EXERCISE MATERIALS =
______________________________
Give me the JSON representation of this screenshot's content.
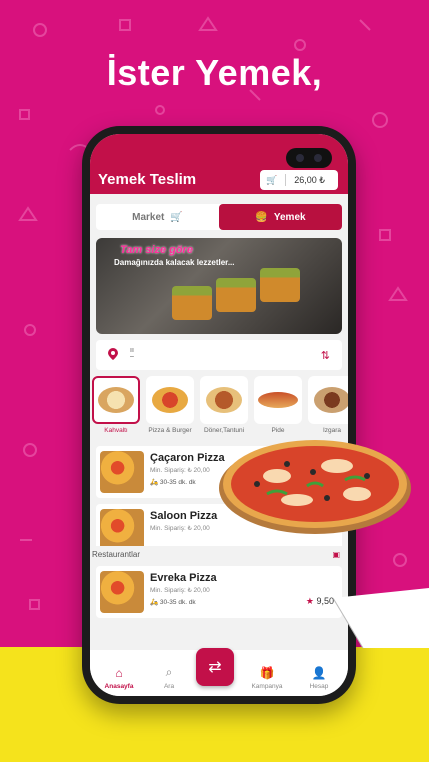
{
  "headline": "İster Yemek,",
  "app": {
    "brand": "Yemek Teslim",
    "cart_total": "26,00 ₺",
    "tabs": [
      {
        "label": "Market",
        "active": false
      },
      {
        "label": "Yemek",
        "active": true
      }
    ],
    "banner": {
      "title": "Tam size göre",
      "subtitle": "Damağınızda kalacak lezzetler..."
    },
    "location": {
      "line1": "ıı",
      "line2": "–"
    },
    "categories": [
      {
        "label": "Kahvaltı",
        "active": true
      },
      {
        "label": "Pizza & Burger",
        "active": false
      },
      {
        "label": "Döner,Tantuni",
        "active": false
      },
      {
        "label": "Pide",
        "active": false
      },
      {
        "label": "Izgara",
        "active": false
      }
    ],
    "restaurants_top": [
      {
        "name": "Çaçaron Pizza",
        "min_order_label": "Min. Sipariş:",
        "min_order": "20,00",
        "time": "30-35 dk. dk"
      },
      {
        "name": "Saloon Pizza",
        "min_order_label": "Min. Sipariş:",
        "min_order": "20,00"
      }
    ],
    "section_title": "Restaurantlar",
    "restaurants_bottom": [
      {
        "name": "Evreka Pizza",
        "min_order_label": "Min. Sipariş:",
        "min_order": "20,00",
        "time": "30-35 dk. dk",
        "rating": "9,50"
      }
    ],
    "nav": [
      {
        "label": "Anasayfa",
        "icon": "home-icon",
        "active": true
      },
      {
        "label": "Ara",
        "icon": "search-icon",
        "active": false
      },
      {
        "label": "Kampanya",
        "icon": "gift-icon",
        "active": false
      },
      {
        "label": "Hesap",
        "icon": "user-icon",
        "active": false
      }
    ]
  },
  "colors": {
    "background": "#d8117d",
    "accent": "#c21049",
    "yellow": "#f5e31c"
  }
}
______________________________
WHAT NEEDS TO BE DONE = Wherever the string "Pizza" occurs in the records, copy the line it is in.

ANSWER BELOW =
        "label": "Pizza & Burger",
        "name": "Çaçaron Pizza",
        "name": "Saloon Pizza",
        "name": "Evreka Pizza",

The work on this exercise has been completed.